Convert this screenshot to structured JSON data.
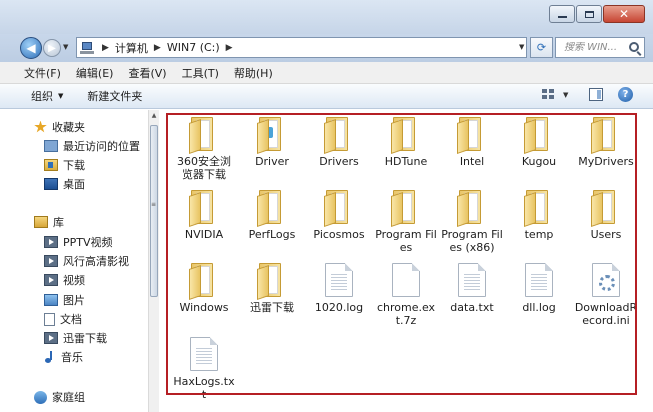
{
  "address": {
    "crumbs": [
      "计算机",
      "WIN7 (C:)"
    ]
  },
  "search": {
    "placeholder": "搜索 WIN..."
  },
  "menu": [
    "文件(F)",
    "编辑(E)",
    "查看(V)",
    "工具(T)",
    "帮助(H)"
  ],
  "toolbar": {
    "organize": "组织",
    "new_folder": "新建文件夹"
  },
  "nav": {
    "favorites": "收藏夹",
    "recent": "最近访问的位置",
    "downloads": "下载",
    "desktop": "桌面",
    "libraries": "库",
    "pptv": "PPTV视频",
    "fengxing": "风行高清影视",
    "videos": "视频",
    "pictures": "图片",
    "documents": "文档",
    "xunlei": "迅雷下载",
    "music": "音乐",
    "homegroup": "家庭组"
  },
  "items": [
    {
      "name": "360安全浏览器下载",
      "kind": "folder"
    },
    {
      "name": "Driver",
      "kind": "folder-special"
    },
    {
      "name": "Drivers",
      "kind": "folder"
    },
    {
      "name": "HDTune",
      "kind": "folder"
    },
    {
      "name": "Intel",
      "kind": "folder"
    },
    {
      "name": "Kugou",
      "kind": "folder"
    },
    {
      "name": "MyDrivers",
      "kind": "folder"
    },
    {
      "name": "NVIDIA",
      "kind": "folder"
    },
    {
      "name": "PerfLogs",
      "kind": "folder"
    },
    {
      "name": "Picosmos",
      "kind": "folder"
    },
    {
      "name": "Program Files",
      "kind": "folder"
    },
    {
      "name": "Program Files (x86)",
      "kind": "folder"
    },
    {
      "name": "temp",
      "kind": "folder"
    },
    {
      "name": "Users",
      "kind": "folder"
    },
    {
      "name": "Windows",
      "kind": "folder"
    },
    {
      "name": "迅雷下载",
      "kind": "folder"
    },
    {
      "name": "1020.log",
      "kind": "file"
    },
    {
      "name": "chrome.ext.7z",
      "kind": "file-blank"
    },
    {
      "name": "data.txt",
      "kind": "file"
    },
    {
      "name": "dll.log",
      "kind": "file"
    },
    {
      "name": "DownloadRecord.ini",
      "kind": "file-config"
    },
    {
      "name": "HaxLogs.txt",
      "kind": "file"
    }
  ],
  "colors": {
    "highlight_border": "#b51f24",
    "folder": "#e9c66a",
    "accent": "#2f6fb8"
  }
}
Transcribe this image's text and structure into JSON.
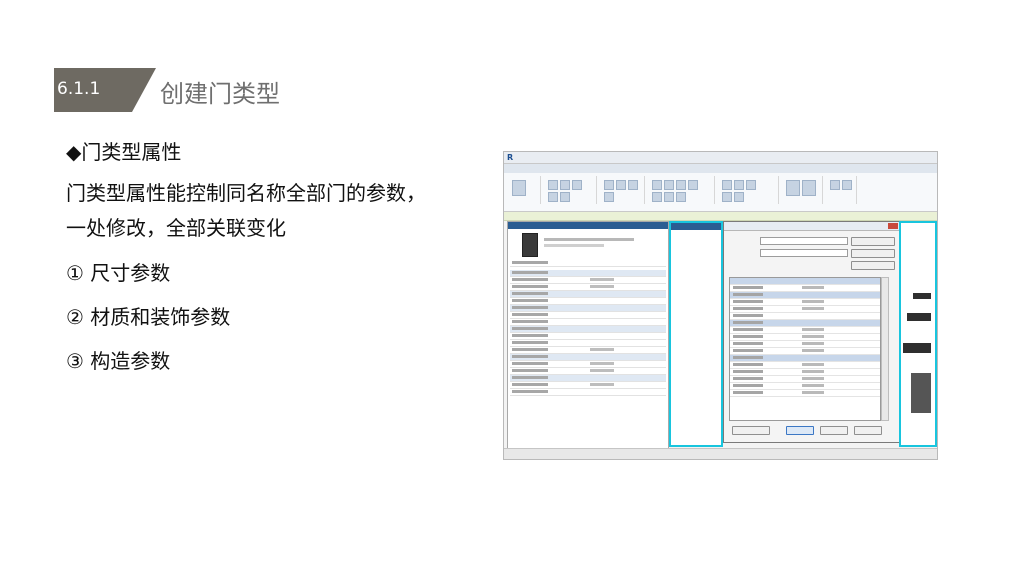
{
  "section": {
    "number": "6.1.1",
    "title": "创建门类型"
  },
  "content": {
    "subheading": "◆门类型属性",
    "paragraph": "门类型属性能控制同名称全部门的参数，一处修改，全部关联变化",
    "items": [
      "① 尺寸参数",
      "② 材质和装饰参数",
      "③ 构造参数"
    ]
  },
  "colors": {
    "section_tag": "#6e6a62",
    "highlight_border": "#18c5de"
  }
}
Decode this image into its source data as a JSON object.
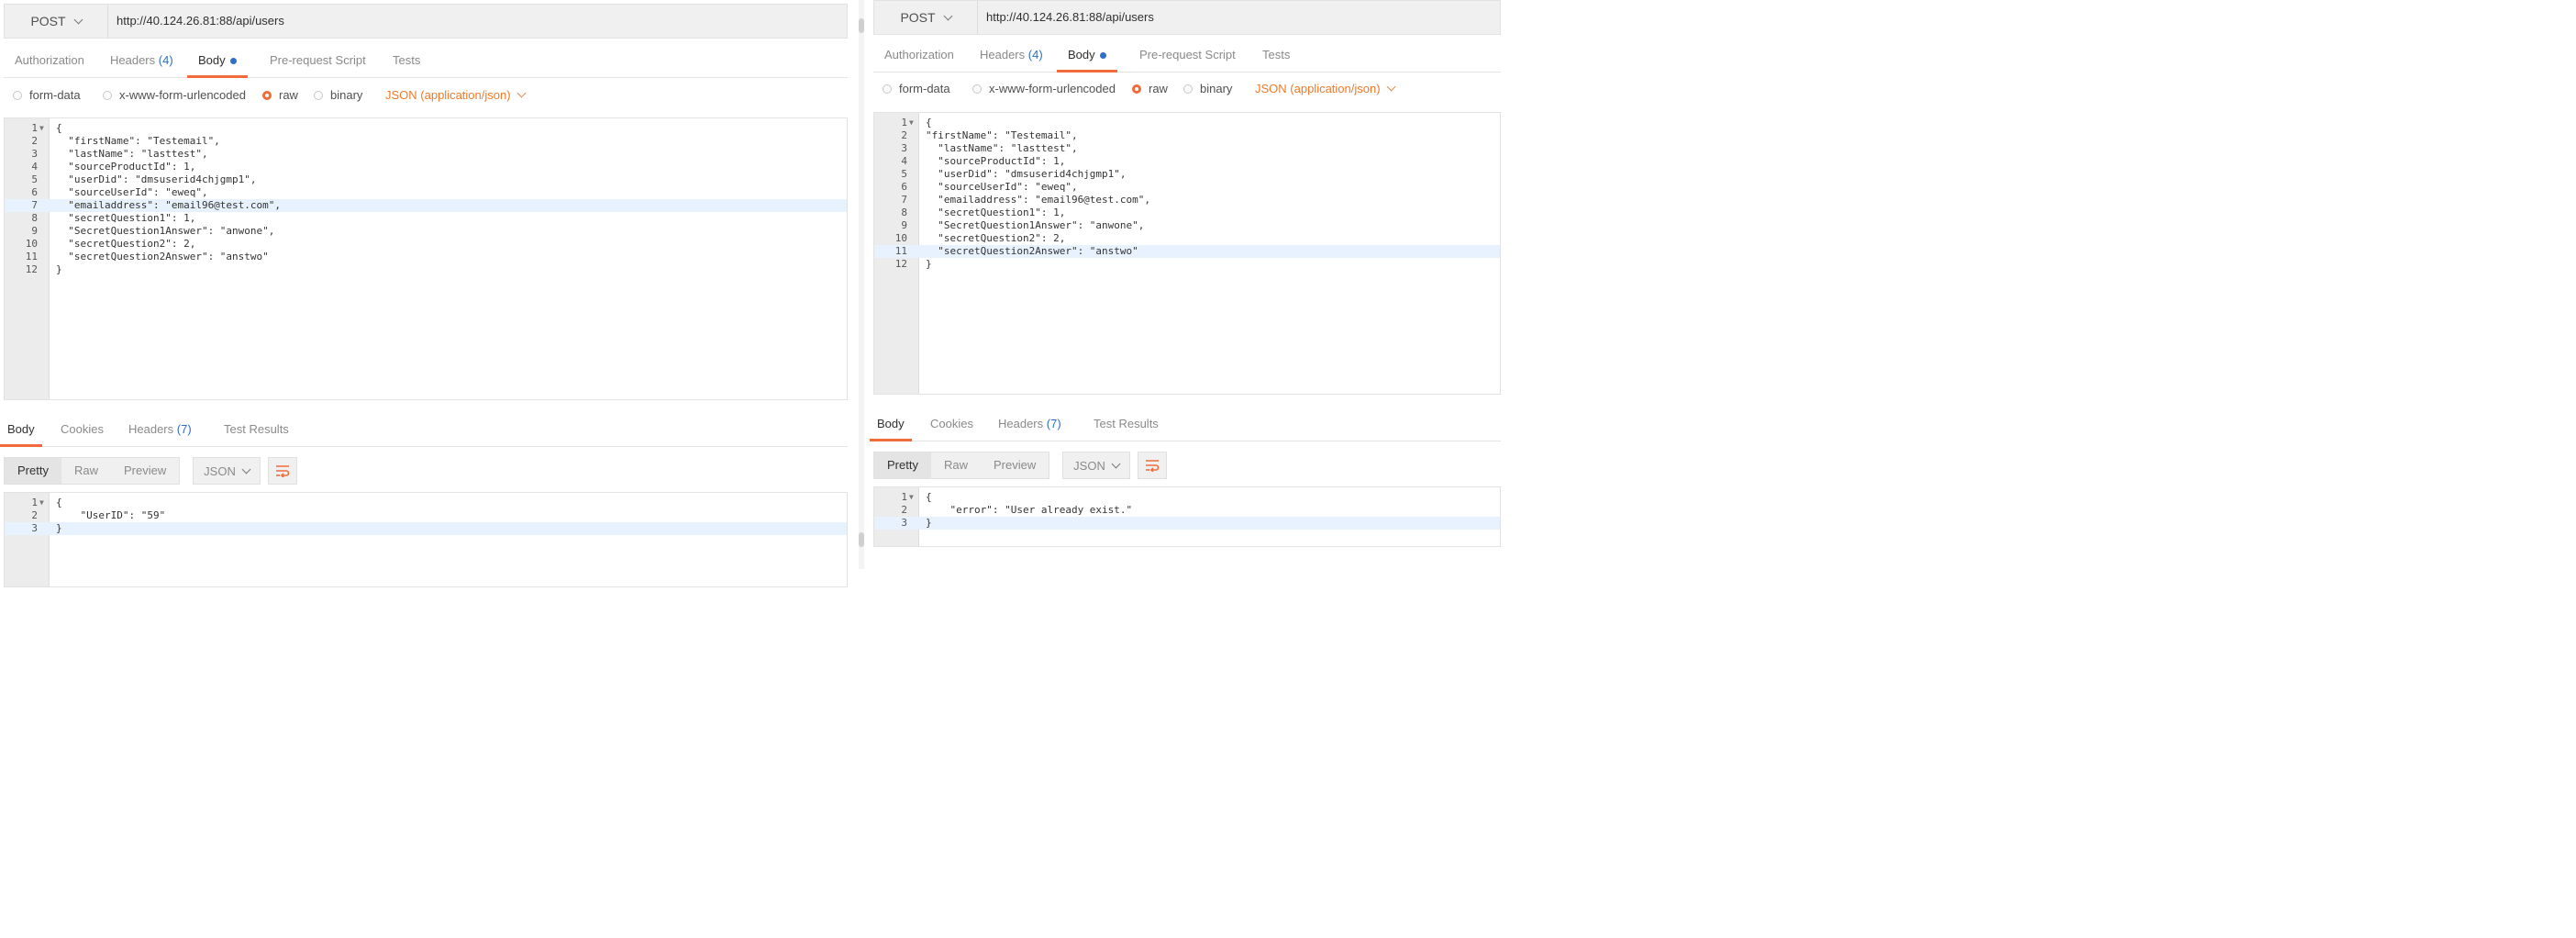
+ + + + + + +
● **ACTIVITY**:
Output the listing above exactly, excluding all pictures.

● **WRITTEN RESPONSE**:
Convert this screenshot to structured JSON data.
{
  "address": {
    "crumbs": [
      "计算机",
      "WIN7 (C:)"
    ]
  },
  "search": {
    "placeholder": "搜索 WIN..."
  },
  "menu": [
    "文件(F)",
    "编辑(E)",
    "查看(V)",
    "工具(T)",
    "帮助(H)"
  ],
  "toolbar": {
    "organize": "组织",
    "new_folder": "新建文件夹"
  },
  "nav": {
    "favorites": "收藏夹",
    "recent": "最近访问的位置",
    "downloads": "下载",
    "desktop": "桌面",
    "libraries": "库",
    "pptv": "PPTV视频",
    "fengxing": "风行高清影视",
    "videos": "视频",
    "pictures": "图片",
    "documents": "文档",
    "xunlei": "迅雷下载",
    "music": "音乐",
    "homegroup": "家庭组"
  },
  "items": [
    {
      "name": "360安全浏览器下载",
      "kind": "folder"
    },
    {
      "name": "Driver",
      "kind": "folder-special"
    },
    {
      "name": "Drivers",
      "kind": "folder"
    },
    {
      "name": "HDTune",
      "kind": "folder"
    },
    {
      "name": "Intel",
      "kind": "folder"
    },
    {
      "name": "Kugou",
      "kind": "folder"
    },
    {
      "name": "MyDrivers",
      "kind": "folder"
    },
    {
      "name": "NVIDIA",
      "kind": "folder"
    },
    {
      "name": "PerfLogs",
      "kind": "folder"
    },
    {
      "name": "Picosmos",
      "kind": "folder"
    },
    {
      "name": "Program Files",
      "kind": "folder"
    },
    {
      "name": "Program Files (x86)",
      "kind": "folder"
    },
    {
      "name": "temp",
      "kind": "folder"
    },
    {
      "name": "Users",
      "kind": "folder"
    },
    {
      "name": "Windows",
      "kind": "folder"
    },
    {
      "name": "迅雷下载",
      "kind": "folder"
    },
    {
      "name": "1020.log",
      "kind": "file"
    },
    {
      "name": "chrome.ext.7z",
      "kind": "file-blank"
    },
    {
      "name": "data.txt",
      "kind": "file"
    },
    {
      "name": "dll.log",
      "kind": "file"
    },
    {
      "name": "DownloadRecord.ini",
      "kind": "file-config"
    },
    {
      "name": "HaxLogs.txt",
      "kind": "file"
    }
  ],
  "colors": {
    "highlight_border": "#b51f24",
    "folder": "#e9c66a",
    "accent": "#2f6fb8"
  }
}
Transcribe this image's text and structure into JSON.
{
  "section": {
    "number": "6.1.1",
    "title": "创建门类型"
  },
  "content": {
    "subheading": "◆门类型属性",
    "paragraph": "门类型属性能控制同名称全部门的参数，一处修改，全部关联变化",
    "items": [
      "① 尺寸参数",
      "② 材质和装饰参数",
      "③ 构造参数"
    ]
  },
  "colors": {
    "section_tag": "#6e6a62",
    "highlight_border": "#18c5de"
  }
}
Decode this image into its source data as a JSON object.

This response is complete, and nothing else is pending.